The final season of The Crown is coming later this year, and it will be split into two parts. “Part one” will drop on November 16 and focus on the period of time around Princess Diana’s death. “Part two” will then premiere on December 14 and will focus on then-Prince Charles’s marriage to Camilla Parker-Bowles, as well as Princes William and Harry becoming young men (and Will’s university years with Kate Middleton). 


A teaser dropped with the split date announcement, featuring nods to Claire Foy’s and Olivia Colman’s iterations of Queen Elizabeth II, before coalescing in Imelda Staunton’s somewhat dour visage as QEII as she asks in voiceover, “But what about the woman I put aside?”

The hook here is obviously the split date premieres. This is a good move by Netflix. The Crown is one of their legit smash hit shows, it’s entering its final season, time to milk that cow for all it’s worth. Also, while binge watching is undoubtedly a preference among audiences, there is no question that bingeing is bad for shows, at least in terms of cultural footprints. No matter how big a show is when it premieres, by the end of the following week, it’s gone from the discourse. Worse, oftentimes binge shows see diminishing returns in ratings from season to season, premiering big only to see the audience whittle away with each new multi-episode drop. While I think The Crown has suffered from a creative diminishing of returns, popularity-wise, it is one of the few original series on Netflix to buck this trend. So, yes, by all means, split the final season in two.


Also, narratively, it makes sense to allow a moment between Diana’s death and Charles’s second marriage and William and Harry’s first years of independent adult life. Diana’s death represents a major rupture for the royal family, not just the high-profile divorce that proceeded it, but the queen’s “annus horribilis” in 1997 and the public reaction to her non-reaction in the immediate wake of Diana’s death. That’s a lot! Letting these two pieces of narrative stand apart and have their own space within the audience’s mind is a good idea.

But while there are creative considerations in play, let’s be real, the main reason to split the final season is to milk ratings, especially since, despite some rumors that they would try weekly episodes for scripted series, Netflix doubled down on their binge model. Breaking up a new season into chunks is the only way to both stretch a show’s cultural footprint and still honor the binge model. (I, personally, prefer the hybrid model utilized by series like Loki and Our Flag Means Death—drop two or three episodes as a premiere, then go weekly with the remaining episodes.) By splitting The Crown’s final season in two, Netflix can dominate the streaming landscape at the end of the year, with the hope that The Crown is the show we’re all watching during the holidays. 


Whether or not it works depends on how tired everyone is of the royals after several years of scandal, mourning, and family drama.
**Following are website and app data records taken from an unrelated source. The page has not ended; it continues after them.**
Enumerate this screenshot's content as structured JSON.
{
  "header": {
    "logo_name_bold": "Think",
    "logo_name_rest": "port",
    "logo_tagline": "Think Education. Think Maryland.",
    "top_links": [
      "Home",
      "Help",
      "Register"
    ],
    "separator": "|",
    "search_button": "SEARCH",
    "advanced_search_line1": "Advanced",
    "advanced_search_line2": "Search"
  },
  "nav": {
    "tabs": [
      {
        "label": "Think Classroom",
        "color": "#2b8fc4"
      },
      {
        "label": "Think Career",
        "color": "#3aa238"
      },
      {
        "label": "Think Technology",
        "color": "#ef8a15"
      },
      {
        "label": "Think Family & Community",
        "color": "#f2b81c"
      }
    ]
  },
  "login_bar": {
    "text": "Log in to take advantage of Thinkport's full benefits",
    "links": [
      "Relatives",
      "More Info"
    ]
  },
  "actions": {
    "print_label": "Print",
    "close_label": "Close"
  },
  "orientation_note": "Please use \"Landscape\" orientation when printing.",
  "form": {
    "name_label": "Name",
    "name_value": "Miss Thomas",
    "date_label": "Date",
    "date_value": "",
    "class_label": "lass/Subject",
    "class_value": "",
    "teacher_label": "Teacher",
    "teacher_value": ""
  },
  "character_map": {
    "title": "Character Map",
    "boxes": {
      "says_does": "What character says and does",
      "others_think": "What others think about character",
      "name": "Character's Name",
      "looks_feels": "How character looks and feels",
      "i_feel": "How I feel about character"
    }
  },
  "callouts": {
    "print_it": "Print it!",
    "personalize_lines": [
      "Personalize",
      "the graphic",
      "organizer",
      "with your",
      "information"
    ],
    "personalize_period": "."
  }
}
The Crown has always been about imagining the behind-the-scenes drama of the Windsors, but the last few years, their drama has been very much in front of the scenes. I expect Part One will do well because of the insatiable appetite for all things Princess Di. But Part Two? Do people really care about Prince Charles’s wedding drama? There’s only one royal wedding which behind-the-scenes drama interests me, and spoiler alert, it’s not his. Although, there would be something sort of meta-delicious about everyone tapping out on The Crown after Part One and Diana’s exit from the narrative. Art imitates life, and all.